These rules come from geometrical considerations where shapes must fit together exactly. We ask: “can these rules be broken?” Could different kinds of convex polyhedra be made that require a distortion that is in some way “allowed” in the rules by which proteins fit together. The answer seems to be “yes”: We used an 11-sided protein called TRAP as a building block. An 11-sided shape should under no circumstances be able to form a convex polyhedron. Although the details of the structure need to be confirmed, we found that when TRAPs were connected to each other in a specific arrangement, they appeared to fit together to form a convex polyhedron (called a “TRAP-cage”). The TRAP-cage is about 20 nanometres in diameter (a nanometer is a billionth of a metre, about one hundred thousand times less than the thickness of a human hair). This completely new way of fitting proteins together could lead to the development of other new kinds of biological nanostructures not seen in nature. We are now trying to understand the structure of this and related proteins in more detail (using a type of microscope called an electron microscope) and we want to apply geometry and mathematics to understand the rules underlying these structures so that their formation can be predicted.

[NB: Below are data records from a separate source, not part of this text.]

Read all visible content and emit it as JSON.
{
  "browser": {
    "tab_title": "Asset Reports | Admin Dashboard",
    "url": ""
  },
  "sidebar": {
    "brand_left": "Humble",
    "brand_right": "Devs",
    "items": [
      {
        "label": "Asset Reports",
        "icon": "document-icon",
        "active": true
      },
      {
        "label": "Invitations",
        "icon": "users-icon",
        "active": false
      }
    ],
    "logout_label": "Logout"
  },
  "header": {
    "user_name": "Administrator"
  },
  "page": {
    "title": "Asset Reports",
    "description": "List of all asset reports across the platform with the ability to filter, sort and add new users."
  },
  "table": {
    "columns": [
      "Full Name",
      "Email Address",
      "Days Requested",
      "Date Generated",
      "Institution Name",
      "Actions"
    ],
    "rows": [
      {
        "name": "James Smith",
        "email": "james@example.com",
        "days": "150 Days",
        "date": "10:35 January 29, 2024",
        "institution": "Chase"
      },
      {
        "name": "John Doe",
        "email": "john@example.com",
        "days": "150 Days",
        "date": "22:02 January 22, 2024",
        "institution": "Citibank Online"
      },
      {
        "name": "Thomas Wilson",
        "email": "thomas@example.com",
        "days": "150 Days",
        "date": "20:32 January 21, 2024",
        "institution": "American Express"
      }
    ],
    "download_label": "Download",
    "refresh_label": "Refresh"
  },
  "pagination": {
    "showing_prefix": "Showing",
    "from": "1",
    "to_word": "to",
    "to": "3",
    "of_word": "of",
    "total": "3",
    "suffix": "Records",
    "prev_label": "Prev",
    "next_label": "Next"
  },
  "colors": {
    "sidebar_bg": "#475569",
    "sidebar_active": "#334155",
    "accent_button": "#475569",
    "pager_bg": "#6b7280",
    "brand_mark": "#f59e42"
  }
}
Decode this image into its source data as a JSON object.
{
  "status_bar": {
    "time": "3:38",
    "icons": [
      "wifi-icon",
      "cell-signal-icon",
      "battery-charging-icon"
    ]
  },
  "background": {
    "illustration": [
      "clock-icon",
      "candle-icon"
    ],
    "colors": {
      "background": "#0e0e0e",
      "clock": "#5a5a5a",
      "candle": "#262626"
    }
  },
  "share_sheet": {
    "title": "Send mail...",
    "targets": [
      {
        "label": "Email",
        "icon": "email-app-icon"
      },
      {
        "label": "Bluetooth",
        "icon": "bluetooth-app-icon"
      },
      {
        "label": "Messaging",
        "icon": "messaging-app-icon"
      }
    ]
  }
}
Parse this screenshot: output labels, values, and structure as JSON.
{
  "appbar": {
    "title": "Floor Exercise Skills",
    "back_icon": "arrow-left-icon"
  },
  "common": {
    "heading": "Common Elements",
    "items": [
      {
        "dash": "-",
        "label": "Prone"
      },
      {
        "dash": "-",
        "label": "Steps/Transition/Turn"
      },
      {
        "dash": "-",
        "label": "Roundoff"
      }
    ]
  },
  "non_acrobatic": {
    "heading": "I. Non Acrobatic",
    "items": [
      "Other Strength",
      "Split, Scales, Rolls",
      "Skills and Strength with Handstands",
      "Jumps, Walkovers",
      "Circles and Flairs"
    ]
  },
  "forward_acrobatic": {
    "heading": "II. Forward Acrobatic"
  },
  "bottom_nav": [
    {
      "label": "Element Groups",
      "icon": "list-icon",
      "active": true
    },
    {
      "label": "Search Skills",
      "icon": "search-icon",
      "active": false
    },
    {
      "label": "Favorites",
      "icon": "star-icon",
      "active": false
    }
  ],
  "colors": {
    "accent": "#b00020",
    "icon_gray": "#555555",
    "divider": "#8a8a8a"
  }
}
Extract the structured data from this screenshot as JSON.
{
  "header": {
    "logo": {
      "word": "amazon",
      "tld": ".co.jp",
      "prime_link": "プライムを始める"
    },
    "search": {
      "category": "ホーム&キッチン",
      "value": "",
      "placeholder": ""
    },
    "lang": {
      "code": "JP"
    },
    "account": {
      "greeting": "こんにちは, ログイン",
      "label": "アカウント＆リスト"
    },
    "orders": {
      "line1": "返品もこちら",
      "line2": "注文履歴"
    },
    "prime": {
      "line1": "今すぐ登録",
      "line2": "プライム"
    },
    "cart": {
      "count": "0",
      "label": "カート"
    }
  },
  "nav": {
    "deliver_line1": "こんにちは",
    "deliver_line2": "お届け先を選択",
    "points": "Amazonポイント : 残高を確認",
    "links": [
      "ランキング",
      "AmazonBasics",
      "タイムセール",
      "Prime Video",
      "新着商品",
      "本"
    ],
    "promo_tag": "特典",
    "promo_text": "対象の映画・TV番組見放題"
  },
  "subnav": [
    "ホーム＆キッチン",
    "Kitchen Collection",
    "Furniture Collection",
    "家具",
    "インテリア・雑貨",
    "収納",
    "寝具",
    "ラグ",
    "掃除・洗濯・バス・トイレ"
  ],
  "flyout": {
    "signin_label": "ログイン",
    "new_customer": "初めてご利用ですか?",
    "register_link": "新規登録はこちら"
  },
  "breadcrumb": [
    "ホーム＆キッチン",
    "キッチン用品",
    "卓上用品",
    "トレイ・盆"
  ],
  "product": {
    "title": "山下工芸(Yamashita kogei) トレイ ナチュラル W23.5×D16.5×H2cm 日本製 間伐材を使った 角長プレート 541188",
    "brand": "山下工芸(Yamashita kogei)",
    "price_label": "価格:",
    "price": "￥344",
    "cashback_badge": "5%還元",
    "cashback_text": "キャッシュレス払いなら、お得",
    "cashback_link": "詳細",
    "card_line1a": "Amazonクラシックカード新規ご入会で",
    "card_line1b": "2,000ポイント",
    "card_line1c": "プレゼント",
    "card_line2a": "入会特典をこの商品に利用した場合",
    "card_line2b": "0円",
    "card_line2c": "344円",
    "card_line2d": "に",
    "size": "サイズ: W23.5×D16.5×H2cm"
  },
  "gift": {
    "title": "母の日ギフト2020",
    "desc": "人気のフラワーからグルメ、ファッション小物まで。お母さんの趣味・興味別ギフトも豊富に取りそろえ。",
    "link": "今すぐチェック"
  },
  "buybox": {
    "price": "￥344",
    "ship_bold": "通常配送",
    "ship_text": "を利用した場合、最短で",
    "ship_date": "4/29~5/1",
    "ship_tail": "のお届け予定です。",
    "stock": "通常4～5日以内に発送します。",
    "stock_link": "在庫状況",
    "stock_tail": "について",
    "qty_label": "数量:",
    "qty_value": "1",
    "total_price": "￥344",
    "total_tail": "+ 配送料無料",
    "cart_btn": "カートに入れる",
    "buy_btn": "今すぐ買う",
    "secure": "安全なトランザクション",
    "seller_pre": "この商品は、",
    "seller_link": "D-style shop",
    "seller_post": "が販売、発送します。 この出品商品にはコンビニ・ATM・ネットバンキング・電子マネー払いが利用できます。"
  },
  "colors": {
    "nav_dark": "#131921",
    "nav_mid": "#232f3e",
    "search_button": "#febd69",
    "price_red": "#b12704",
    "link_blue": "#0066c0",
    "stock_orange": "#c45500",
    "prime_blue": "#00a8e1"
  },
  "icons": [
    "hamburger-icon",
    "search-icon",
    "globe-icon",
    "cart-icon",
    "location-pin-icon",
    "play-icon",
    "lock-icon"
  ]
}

Another very interesting part of this work was the method whereby the TRAP proteins were connected together. Naturally occurring protein cages are typically held together by relatively weak bonds known as hydrogen bonds and hydrophobic (“water hating”) interactions. The TRAP-cage however seems much too stable to be held together only by these types of bonds. Interestingly, the bonds holding TRAP-cage together can only be formed if tiny particles of gold (called gold clusters) are present. Each cluster contains only a few tens of gold atoms and is just 1.4 nanometres across. Gold is generally thought to be inert but discoveries have shown that these small gold clusters can be extremely reactive. The reasons for this are still unclear but may have to do with the way that the gold atoms are arranged together. Using gold clusters with proteins in this way is a new application for the material and may be a useful tool for building new, previously inaccessible protein shapes.

So how might these findings be used? The results, which show a new kind protein assembly and interesting gold-protein chemistry, may allow transformative technologies. For the TRAP-cage specifically, the answer may come from another intriguing finding: Despite its high general stability, the TRAP-cage easily breaks apart in conditions equivalent to those inside cells. This raises the possibility of filling the centre of the cage with a drug molecule and using it to safely deliver the cargo to the inside of cells where it will be automatically released. Something to think about the next time you role a dice!

Prof. Jonathan Gardiner Heddle

Jonathan Heddle obtained his degree in Pharmacy from the University of Nottingham, UK and a PhD in biochemistry working under Prof. Tony Maxwell at the University of Leicester, UK. Here he carried out research on the bacterial enzyme DNA gyrase and where he also began to be interested in bionanoscience given that gyrase is an excellent example of a sophisticated nanoscale machine. After a short period of postdoctoral research in the same lab, he moved to Japan as a Japan Society for the Promotion of Science Postdoctoral Fellow working in biochemistry and structural biology in the structural biology laboratory of Prof. Jeremy Tame at Yokohama City University, Japan. He continued to work with Prof. Tame and Prof. Ichiro Yamashita (Nara Institute of Science and Technology, Japan) increasingly on bionanoscience-related topics including the production of a self-assembled protein nanotube. He became A PI in 2008, starting a laboratory at Tokyo Institute of Technology and continuing to investigate TRAP protein. In 2010 he became a PI at the RIKEN institute in Wako, Japan where he expanded his work to include DNA nanotechnology, using a technique known as  “DNA origami” and published work for the first time showing the production of TRAP-cage.


Date of publication: 18th Nov, 2016